"Genius is in-born, may it never be still-born."

"Oysters, irritated by grains of sand, give birth to pearls. Brains, irritated by curiosity, give birth to ideas."

"Brainpower is the bridge to the future; it is what transports you from wishful thinking to willful doing."

"Unless you keep learning & growing, the status quo has no status."

Saturday, April 25, 2009


I am always fascinated by the phenomenon of "ideas build on ideas".

If you have been following my weblog, you probably can recall the reported "conversation" between the beaver & the mousedeer at the vicinity of a dam.

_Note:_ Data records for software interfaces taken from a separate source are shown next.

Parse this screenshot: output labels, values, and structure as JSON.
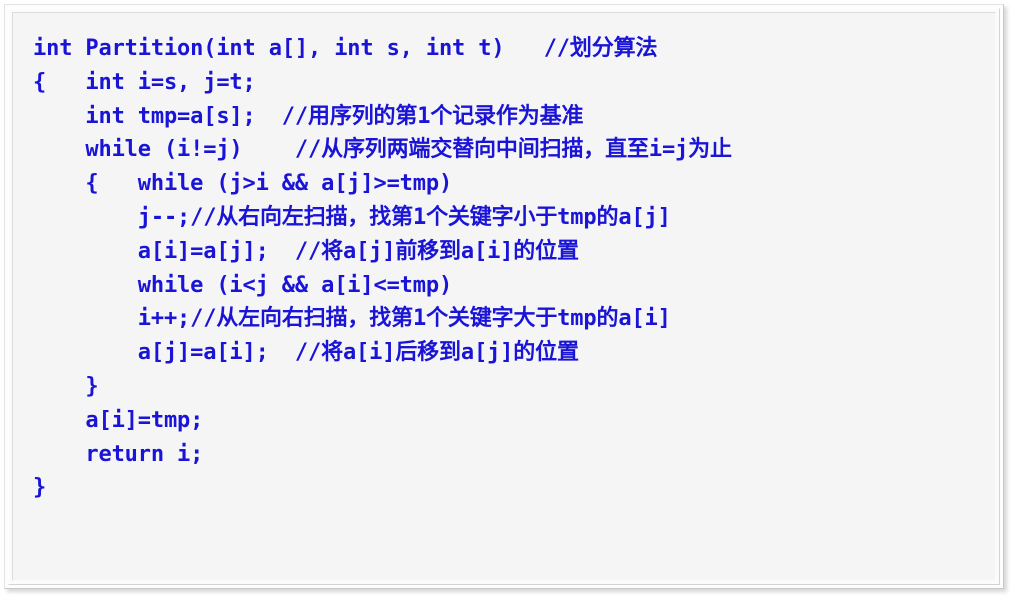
{
  "document": {
    "kind": "code-listing-slide",
    "language": "C",
    "function_name": "Partition",
    "background_color": "#f5f5f5",
    "text_color": "#1a14d6",
    "frame_color": "#ffffff"
  },
  "code": {
    "lines": [
      "int Partition(int a[], int s, int t)   //划分算法",
      "{   int i=s, j=t;",
      "    int tmp=a[s];  //用序列的第1个记录作为基准",
      "    while (i!=j)    //从序列两端交替向中间扫描，直至i=j为止",
      "    {   while (j>i && a[j]>=tmp)",
      "        j--;//从右向左扫描，找第1个关键字小于tmp的a[j]",
      "        a[i]=a[j];  //将a[j]前移到a[i]的位置",
      "        while (i<j && a[i]<=tmp)",
      "        i++;//从左向右扫描，找第1个关键字大于tmp的a[i]",
      "        a[j]=a[i];  //将a[i]后移到a[j]的位置",
      "    }",
      "    a[i]=tmp;",
      "    return i;",
      "}"
    ]
  }
}
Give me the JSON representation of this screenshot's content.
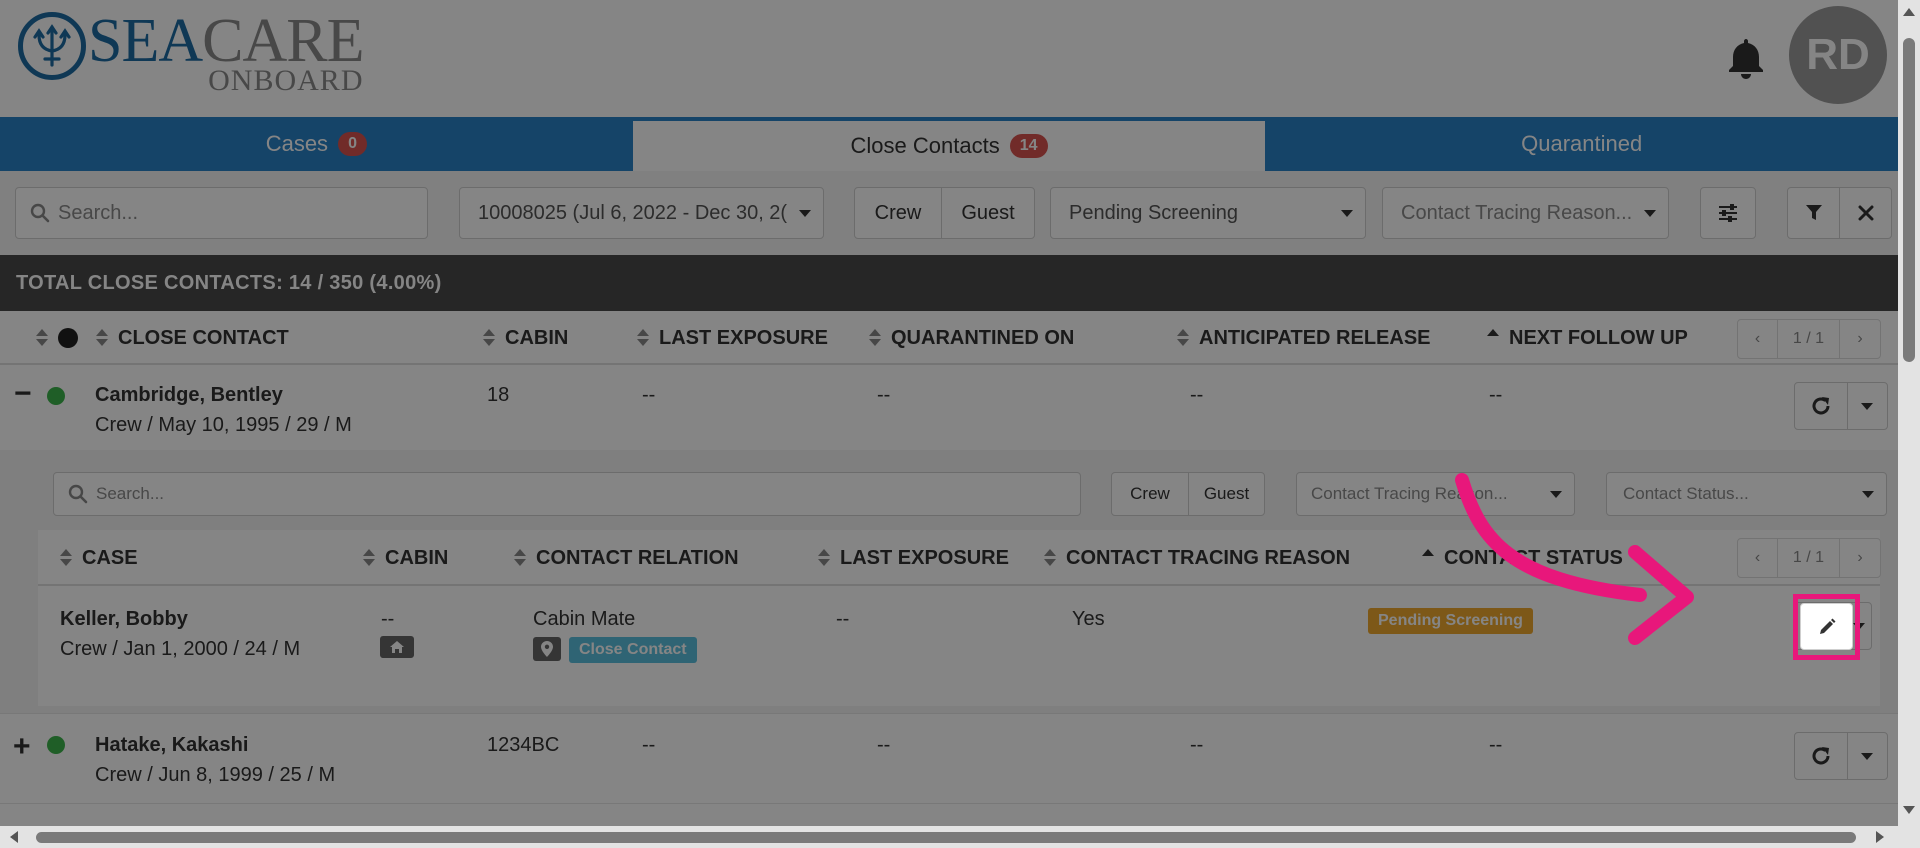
{
  "header": {
    "logo": {
      "sea": "SEA",
      "care": "CARE",
      "onboard": "ONBOARD"
    },
    "avatar_initials": "RD"
  },
  "tabs": [
    {
      "label": "Cases",
      "badge": "0"
    },
    {
      "label": "Close Contacts",
      "badge": "14"
    },
    {
      "label": "Quarantined",
      "badge": ""
    }
  ],
  "filters": {
    "search_placeholder": "Search...",
    "voyage": "10008025 (Jul 6, 2022 - Dec 30, 2(",
    "crew_label": "Crew",
    "guest_label": "Guest",
    "status": "Pending Screening",
    "reason_placeholder": "Contact Tracing Reason..."
  },
  "totals": "TOTAL CLOSE CONTACTS: 14 / 350 (4.00%)",
  "columns": [
    "CLOSE CONTACT",
    "CABIN",
    "LAST EXPOSURE",
    "QUARANTINED ON",
    "ANTICIPATED RELEASE",
    "NEXT FOLLOW UP"
  ],
  "pager": "1 / 1",
  "rows": [
    {
      "name": "Cambridge, Bentley",
      "details": "Crew / May 10, 1995 / 29 / M",
      "cabin": "18",
      "last_exposure": "--",
      "quarantined_on": "--",
      "anticipated_release": "--",
      "next_follow_up": "--",
      "expander": "−"
    },
    {
      "name": "Hatake, Kakashi",
      "details": "Crew / Jun 8, 1999 / 25 / M",
      "cabin": "1234BC",
      "last_exposure": "--",
      "quarantined_on": "--",
      "anticipated_release": "--",
      "next_follow_up": "--",
      "expander": "+"
    }
  ],
  "subtable": {
    "search_placeholder": "Search...",
    "crew_label": "Crew",
    "guest_label": "Guest",
    "reason_placeholder": "Contact Tracing Reason...",
    "status_placeholder": "Contact Status...",
    "columns": [
      "CASE",
      "CABIN",
      "CONTACT RELATION",
      "LAST EXPOSURE",
      "CONTACT TRACING REASON",
      "CONTACT STATUS"
    ],
    "pager": "1 / 1",
    "row": {
      "name": "Keller, Bobby",
      "details": "Crew / Jan 1, 2000 / 24 / M",
      "cabin": "--",
      "relation": "Cabin Mate",
      "relation_tag": "Close Contact",
      "last_exposure": "--",
      "reason": "Yes",
      "status_tag": "Pending Screening"
    }
  },
  "colors": {
    "brand_blue": "#1d6ca3",
    "tab_blue": "#2a82c8",
    "highlight": "#e8177b",
    "status_green": "#3cb44b",
    "pending_orange": "#f0a92e",
    "tag_blue": "#5bc0de"
  }
}
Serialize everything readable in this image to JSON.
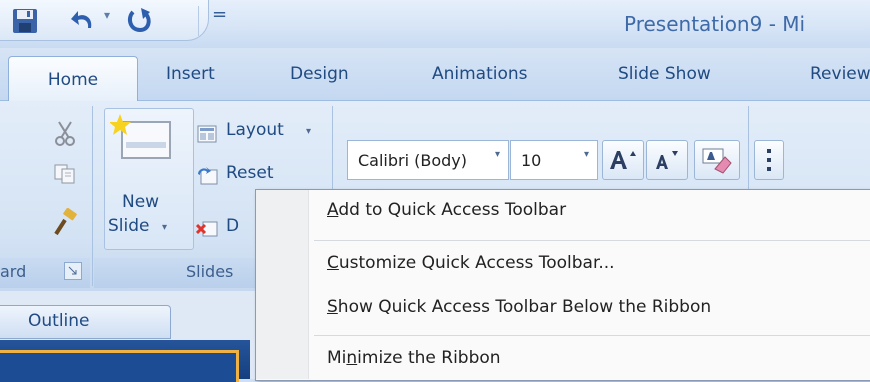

Here's the link to the blog post, by the way.

I reckon readers should be familiar with the work of change strategist & futurist Joel Arthur Barker, who wrote his debut book, 'Discovering the Future: The Business of Paradigms' during the mid 80's.

He rode elegantly on the seminal ideas of scientist Thomas Kuhn, whose 60's classic & benchmark book,'The Structure Of Scientific Revolutions', had profound as well as irritating effects on a lot of people, including other scientists, as far as the concept of "paradigm shift" in the scientific world is concerned.

With clarity & succinctness, Joel Arthur Barker then brought that brilliant concept into the corporate world, within the context of business futurism. He has even built a highly successful proprietary series of wonderful training videos to go with it.

For me, the most productive learning experience from the work of Joel Arthur Barker is understanding - and applying - the power of paradigm pliancy.

In contrast, entrepreneur/researcher Frans Johansson drew his inspiration from the work of the Medici family during the Renaissance era to write his wonderful book, 'The Medici Effect: Breakthrough Insights at the Intersection of Ideas, Concepts, & Cultures' in 2004.

[For more information, readers can go to this link.]

In a nut shell, the book's fancy title actually refers to an explosion of creativity and imagination that occurred in Florence, Italy, during the Renaissance era. It stretched from the late 14th century where it started right up to the early 17th Century, where it had spread to the rest of Europe.

During that period, the powerful & influential Medici banking family funded artists, artisans, painters, sculptors, and even thinkers and scientists from many different cultures and disciplines to come together in Florence to debate, discuss, and discover new ideas.

[I was holidaying in Florence with my wife in November 2006 & had read that, out of 1,000 European artists, painters & sculptors during that period, about 350 of them had lived and/or worked in Florence, Italy.]

Through their generous patronage, we are able to speak of and admire the wonderful masterpieces & elegant work of Michelangelo, Leonardo Da Vinci, Botticelli, Donatello, Raphael, Ghiberti and countless others.

The book is about how all or each of us can create our own "Medici Effect" by applying the concept of "inter-sectional ideas, cultures, disciplines & strategies in new & previously unexplored ways".

Dilip Mukerjea likes to call it, "Junction Dynamics"!

From my perspective, it's akin to making deliberate juxtapositions!

Nonetheless, for me, the most productive learning experience from the work of Frans Johansson is understanding the power of creating "inter-sectional moments of AhAs".

Very interestingly, in recent times, Joel Arthur Barker has come up with a new business concept which he calls 'Innovation at the Verge".

[For more information, readers can go to this link.]

He explains the "verge" as "where something & something different meet.

According to him, "Innovation at the Verge" is when two or more elements that are very different from one another are joined together to create a single idea that solves problems the separate elements could not.

He has given the example of a forklift that is also a weighing scale.

Do readers now see my point: "ideas build on ideas"!

Think about it:

- Ned Herrmann's "Whole-Brain Problem Walkabout" via understanding of his brain dominance profile instrument;

- Roger von oech's "Creative Whacks" - explorer, artist, judge, warrior;

- Michael Hewitt-Gleeson's "Seven Thinking Caps" - via multicoloured caps;

- Edward de bono's "Six Thinking Hats" - via multicoloured hats;

- IDEO's Strategies for Defeating the Devil's Advocate and Driving Creativity Throughout Your Organization via their process methodology as embodied in the "Ten Faces of Innovation";

So, who is the progenitor? In my view, any attempt will only be a purely academic exercise.

[As a matter of fact, there seems to be a "verbal jujitsu" revolving on the net between Edward de bono & his one-time protege & collaborator, Michael Hewitt-Gleeson, with regard to who actually had started the idea of multicoloured hats or caps. Readers can read debono's version at this link; Gleeson's version at this link.]

No comments: